With midterm elections less than two months away, President Barack Obama plans to ask Congress to increase and permanently extend research tax credits for businesses.
According to one White House official, the $100 billion business tax credit will be the first in string of proposals presented by the administration to revive the ailing economy.
With recent polls showing conservative Republican candidates steadily gaining ground over their opponents, the president hopes his latest plan will benefit Democrats in the upcoming elections.
Obama leaves Monday to campaign in Wisconsin and Ohio, where he plans to talk about the economy in his Labor Day speech in Milwaukee and detail his latest economic policy push during a speech in Cleveland on Wednesday.
Specifically, he will be proposing more immediate spending on infrastructure.
"Before the great recession, we know that we were vastly under-spending on the nation's infrastructure," White House economic adisor Laura Tyson told CBS' "Face the Nation."
"You can sort of, therefore, start with the notion that infrastructure spending is terrific in two ways," she continued. "It creates demand right away when you go out and get the project started and get the workers started; it also creates the ability to grow and be productive in the future," she said.

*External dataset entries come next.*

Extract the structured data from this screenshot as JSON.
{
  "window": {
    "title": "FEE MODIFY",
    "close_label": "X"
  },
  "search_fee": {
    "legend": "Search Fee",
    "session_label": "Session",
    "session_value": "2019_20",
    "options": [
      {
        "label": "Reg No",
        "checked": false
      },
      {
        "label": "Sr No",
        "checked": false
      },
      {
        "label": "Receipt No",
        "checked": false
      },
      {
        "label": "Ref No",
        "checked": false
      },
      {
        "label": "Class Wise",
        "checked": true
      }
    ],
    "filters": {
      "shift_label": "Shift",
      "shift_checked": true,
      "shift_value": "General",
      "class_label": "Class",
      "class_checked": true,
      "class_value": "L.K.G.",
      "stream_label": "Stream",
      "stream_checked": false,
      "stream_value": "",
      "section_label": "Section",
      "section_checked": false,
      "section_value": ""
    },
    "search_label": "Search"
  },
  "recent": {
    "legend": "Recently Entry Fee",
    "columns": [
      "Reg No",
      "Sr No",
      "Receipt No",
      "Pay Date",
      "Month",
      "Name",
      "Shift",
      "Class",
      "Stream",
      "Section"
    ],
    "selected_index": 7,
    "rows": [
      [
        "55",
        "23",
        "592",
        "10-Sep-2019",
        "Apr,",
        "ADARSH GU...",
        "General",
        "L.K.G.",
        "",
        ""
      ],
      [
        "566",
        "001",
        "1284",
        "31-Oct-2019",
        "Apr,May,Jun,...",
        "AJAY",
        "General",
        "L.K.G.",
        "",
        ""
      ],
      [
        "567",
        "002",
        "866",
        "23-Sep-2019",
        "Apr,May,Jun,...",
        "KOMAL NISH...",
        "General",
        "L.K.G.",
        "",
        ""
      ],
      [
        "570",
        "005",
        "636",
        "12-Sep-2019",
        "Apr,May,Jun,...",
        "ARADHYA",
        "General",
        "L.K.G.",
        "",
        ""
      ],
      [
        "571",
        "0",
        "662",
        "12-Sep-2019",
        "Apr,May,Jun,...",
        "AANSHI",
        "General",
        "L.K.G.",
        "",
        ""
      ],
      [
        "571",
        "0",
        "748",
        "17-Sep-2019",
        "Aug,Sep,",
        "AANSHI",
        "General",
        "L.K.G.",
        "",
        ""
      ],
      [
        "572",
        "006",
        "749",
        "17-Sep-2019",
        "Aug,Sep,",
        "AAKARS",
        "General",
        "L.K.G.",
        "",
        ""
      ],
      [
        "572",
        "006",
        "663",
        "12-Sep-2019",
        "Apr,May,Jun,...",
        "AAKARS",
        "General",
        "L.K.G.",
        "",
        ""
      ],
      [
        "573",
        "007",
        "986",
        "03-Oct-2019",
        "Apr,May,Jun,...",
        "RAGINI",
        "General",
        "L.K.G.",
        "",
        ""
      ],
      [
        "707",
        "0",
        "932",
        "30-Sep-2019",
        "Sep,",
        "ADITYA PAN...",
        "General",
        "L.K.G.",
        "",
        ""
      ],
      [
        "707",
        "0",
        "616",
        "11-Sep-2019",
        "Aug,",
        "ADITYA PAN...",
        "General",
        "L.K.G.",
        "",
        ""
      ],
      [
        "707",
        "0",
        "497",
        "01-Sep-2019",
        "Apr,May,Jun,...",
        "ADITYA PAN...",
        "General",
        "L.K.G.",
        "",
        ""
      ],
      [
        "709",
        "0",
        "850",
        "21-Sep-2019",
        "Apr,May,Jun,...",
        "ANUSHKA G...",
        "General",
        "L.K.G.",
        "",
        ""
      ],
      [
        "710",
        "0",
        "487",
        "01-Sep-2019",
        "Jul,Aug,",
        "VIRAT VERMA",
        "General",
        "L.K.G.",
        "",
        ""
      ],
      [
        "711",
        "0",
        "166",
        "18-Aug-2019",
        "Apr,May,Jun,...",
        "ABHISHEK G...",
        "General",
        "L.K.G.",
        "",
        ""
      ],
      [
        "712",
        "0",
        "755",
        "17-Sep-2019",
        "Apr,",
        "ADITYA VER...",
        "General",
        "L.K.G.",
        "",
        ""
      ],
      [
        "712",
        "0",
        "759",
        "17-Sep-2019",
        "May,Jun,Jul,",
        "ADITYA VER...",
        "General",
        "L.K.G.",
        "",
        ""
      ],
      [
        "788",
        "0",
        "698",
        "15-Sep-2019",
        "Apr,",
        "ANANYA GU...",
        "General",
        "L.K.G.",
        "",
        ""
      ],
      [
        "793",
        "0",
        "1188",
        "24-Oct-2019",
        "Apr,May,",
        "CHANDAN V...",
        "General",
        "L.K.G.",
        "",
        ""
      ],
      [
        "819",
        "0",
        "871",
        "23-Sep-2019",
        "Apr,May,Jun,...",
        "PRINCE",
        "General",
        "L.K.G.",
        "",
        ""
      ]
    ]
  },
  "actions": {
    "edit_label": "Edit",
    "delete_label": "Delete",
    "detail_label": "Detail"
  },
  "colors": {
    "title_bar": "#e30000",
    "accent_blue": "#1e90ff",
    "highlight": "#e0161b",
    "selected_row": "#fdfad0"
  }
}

The research tax proposal would extend and expand tax credits for businesses that research new technologies domestically, thereby providing employment opportunities.
The latest Labor Department statistics released on Friday show unemployment at 9.6 percent and 54,000 jobs lost last month.
Republican Senator John McCain called the president's tax-cut package "deathbed conversion" and said Obama's "economic polices have failed."
"Look, they're just flailing around. We always like to see deathbed conversations," McCain said, "but the fact is if we'd done this kind of thing nearly a couple of years ago, we'd be in a lot better shape."
Some Democrats like David Plouffe, Obama's 2008 campaign manager, say the administration should be rewarded for having made unpopular, but necessary decisions.
"The President and a lot of people in his party knew they were going take tough political positions to try and move the country forward and stave off another Great Depression, and they did that, and we should be proud of that," Plouffe told NBC's "Meet the Press."
"The Democrats and President Obama - they asked for the job and they got it and they haven't performed," Republican consultant Kevin Madden told ABC News. "And right now what you see is an electorate that is ready to render judgment on that lack of leadership on the economy."
President Obama will wind up the week with a press conference on Friday at the White House.